Additional information

Publisher's Note

Springer Nature remains neutral with regard to jurisdictional claims in published maps and institutional affiliations.

Rights and permissions

Open Access This article is licensed under a Creative Commons Attribution 4.0 International License, which permits use, sharing, adaptation, distribution and reproduction in any medium or format, as long as you give appropriate credit to the original author(s) and the source, provide a link to the Creative Commons licence, and indicate if changes were made. The images or other third party material in this article are included in the article's Creative Commons licence, unless indicated otherwise in a credit line to the material. If material is not included in the article's Creative Commons licence and your intended use is not permitted by statutory regulation or exceeds the permitted use, you will need to obtain permission directly from the copyright holder. To view a copy of this licence, visit The Creative Commons Public Domain Dedication waiver ( applies to the data made available in this article, unless otherwise stated in a credit line to the data.

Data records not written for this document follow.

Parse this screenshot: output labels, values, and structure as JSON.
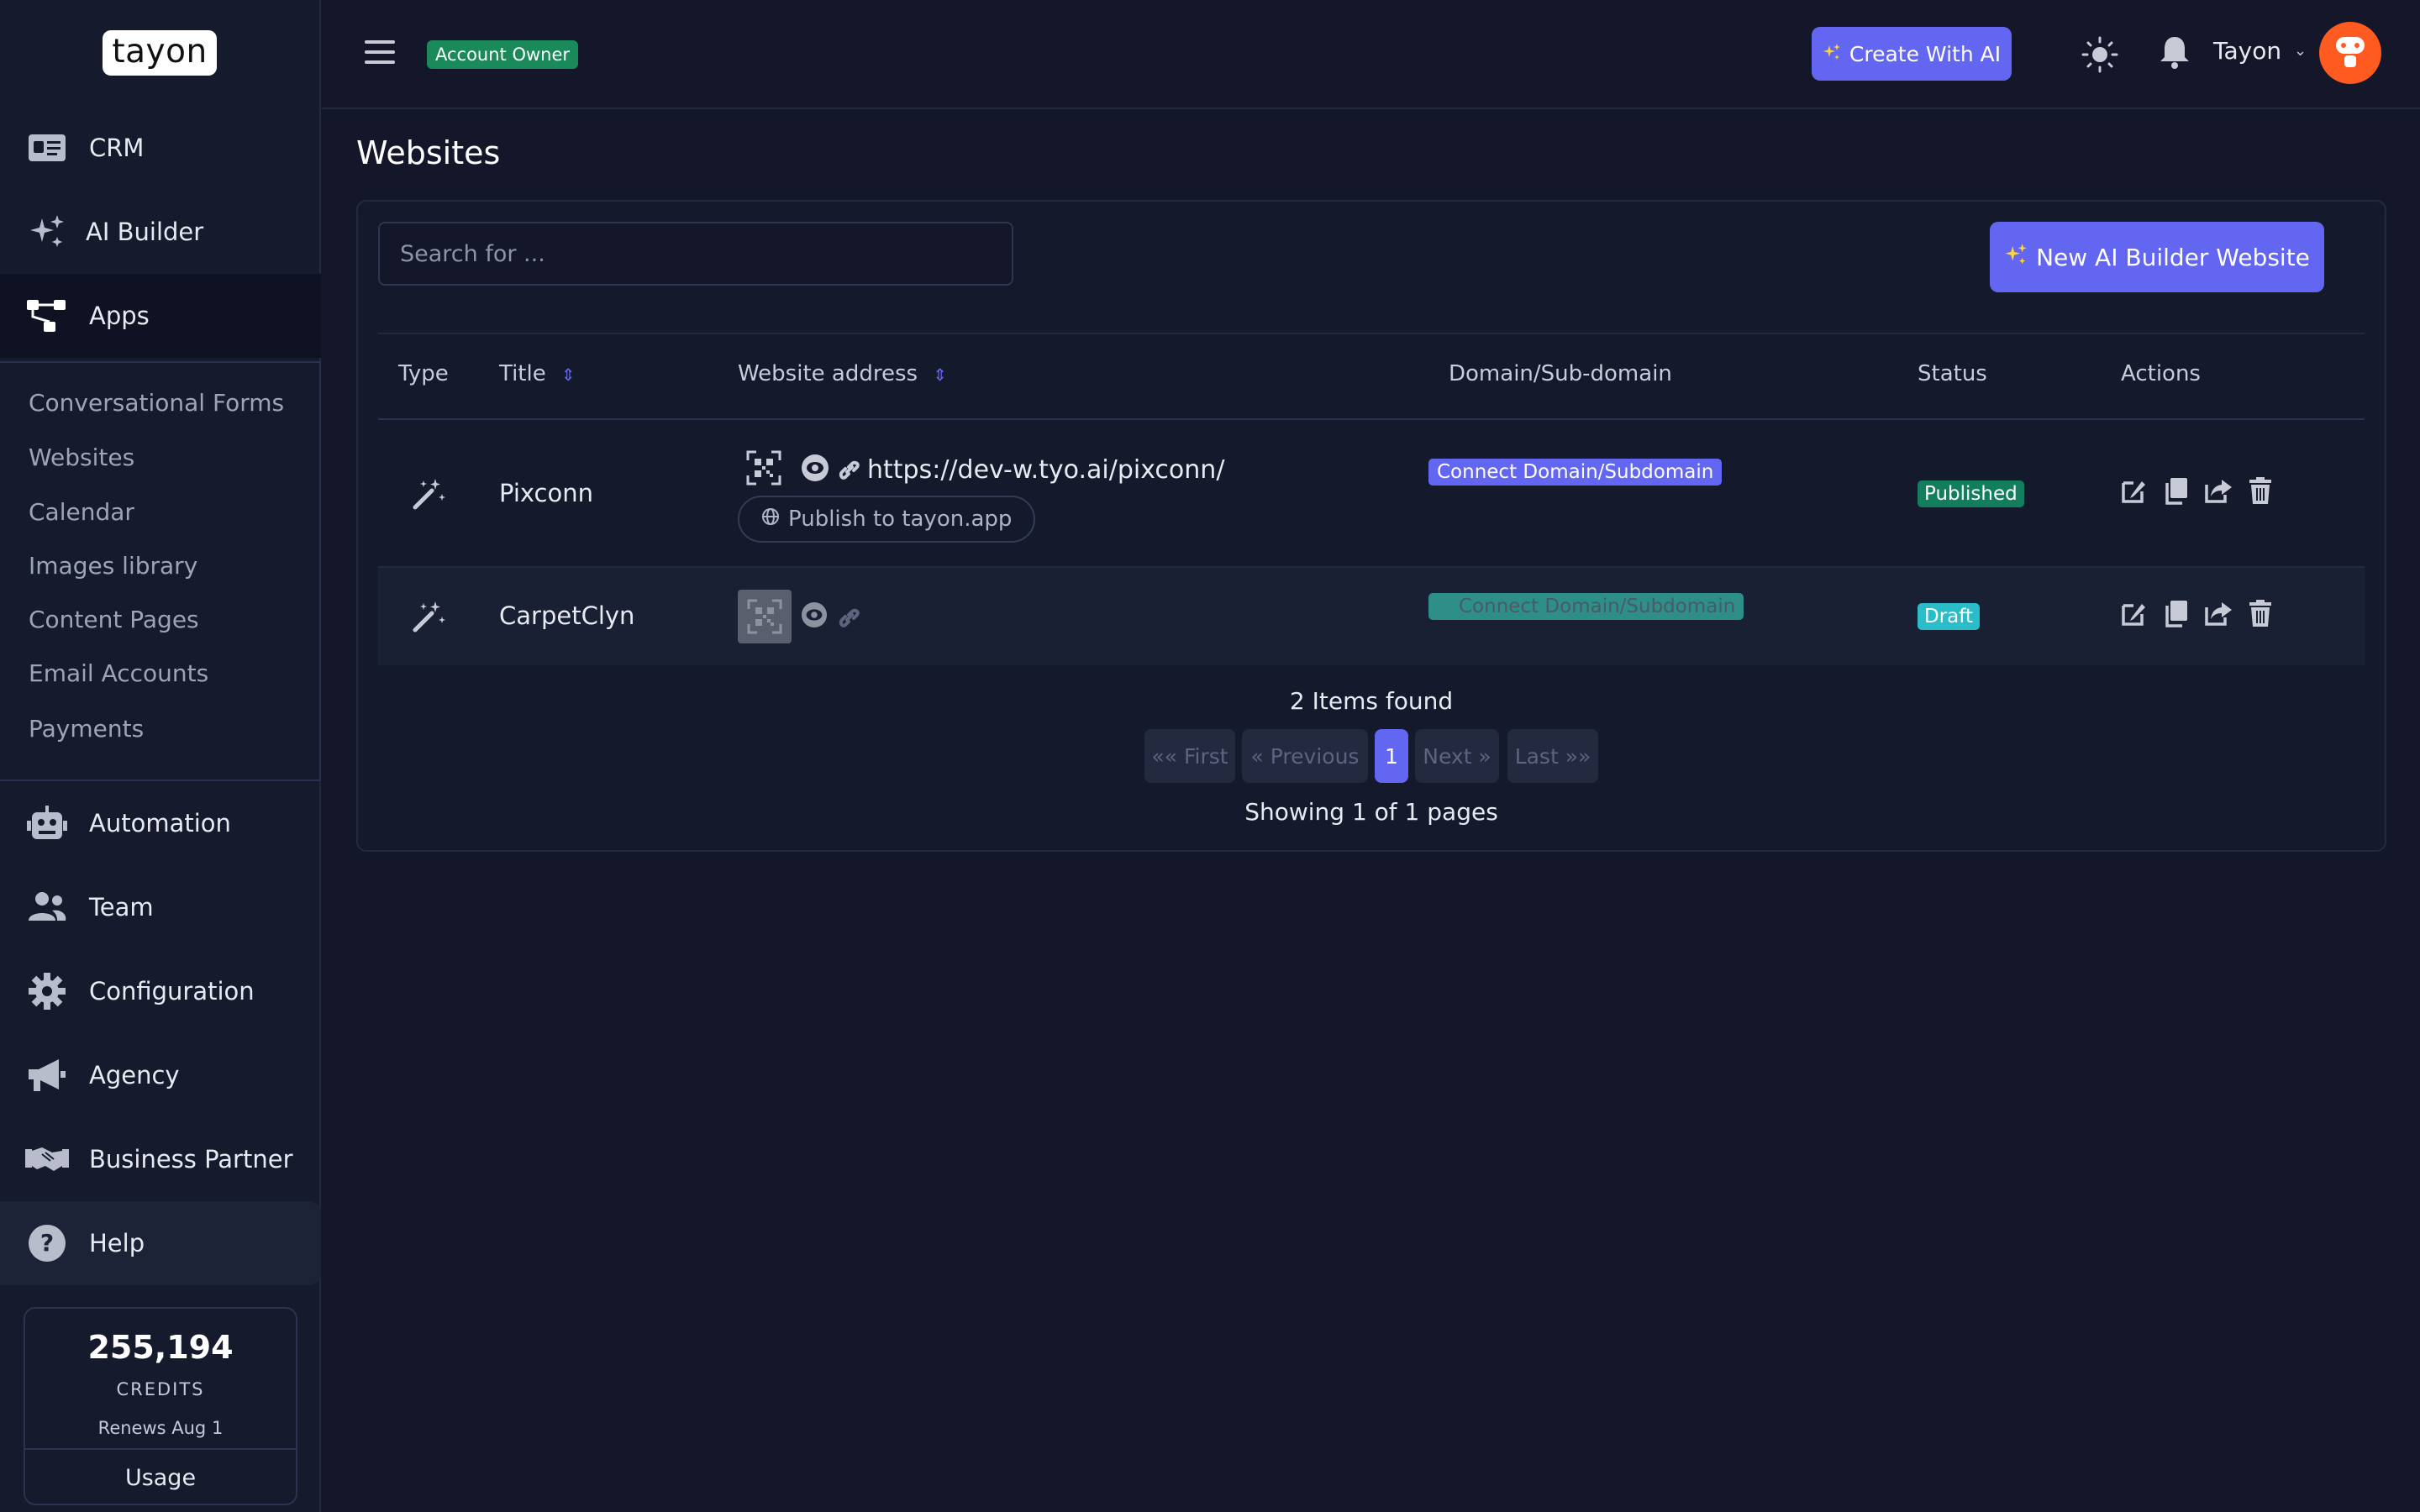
{
  "brand": {
    "logo_text": "tayon"
  },
  "sidebar": {
    "items": [
      {
        "label": "CRM",
        "icon": "id-card-icon"
      },
      {
        "label": "AI Builder",
        "icon": "sparkles-icon"
      },
      {
        "label": "Apps",
        "icon": "sitemap-icon"
      },
      {
        "label": "Automation",
        "icon": "robot-icon"
      },
      {
        "label": "Team",
        "icon": "users-icon"
      },
      {
        "label": "Configuration",
        "icon": "gear-icon"
      },
      {
        "label": "Agency",
        "icon": "megaphone-icon"
      },
      {
        "label": "Business Partner",
        "icon": "handshake-icon"
      },
      {
        "label": "Help",
        "icon": "question-circle-icon"
      }
    ],
    "submenu": [
      "Conversational Forms",
      "Websites",
      "Calendar",
      "Images library",
      "Content Pages",
      "Email Accounts",
      "Payments"
    ],
    "credits": {
      "value": "255,194",
      "label": "CREDITS",
      "renews": "Renews Aug 1",
      "usage_label": "Usage"
    }
  },
  "header": {
    "role_badge": "Account Owner",
    "create_button": "Create With AI",
    "user_name": "Tayon"
  },
  "page": {
    "title": "Websites",
    "search_placeholder": "Search for ...",
    "new_button": "New AI Builder Website"
  },
  "table": {
    "columns": [
      "Type",
      "Title",
      "Website address",
      "Domain/Sub-domain",
      "Status",
      "Actions"
    ],
    "rows": [
      {
        "title": "Pixconn",
        "url": "https://dev-w.tyo.ai/pixconn/",
        "publish_label": "Publish to tayon.app",
        "domain_action": "Connect Domain/Subdomain",
        "status": "Published"
      },
      {
        "title": "CarpetClyn",
        "url": "",
        "domain_action": "Connect Domain/Subdomain",
        "status": "Draft"
      }
    ]
  },
  "pagination": {
    "items_found": "2 Items found",
    "first": "«« First",
    "previous": "« Previous",
    "current": "1",
    "next": "Next »",
    "last": "Last »»",
    "showing": "Showing 1 of 1 pages"
  },
  "colors": {
    "accent": "#6366f1",
    "published": "#127e5e",
    "draft": "#2bbcc9",
    "account_badge": "#1a8a5a",
    "avatar": "#ff5a1f"
  }
}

Reprints and permissions

About this article

Check for updates. Verify currency and authenticity via CrossMark

Cite this article

Bliddal, H., Beier, J., Hartkopp, A. et al. Effectiveness and safety of polyacrylamide hydrogel injection for knee osteoarthritis: results from a 12-month follow up of an open-label study. J Orthop Surg Res 19, 274 (2024).

Download citation

  • Received:

  • Accepted:

  • Published:

  • DOI: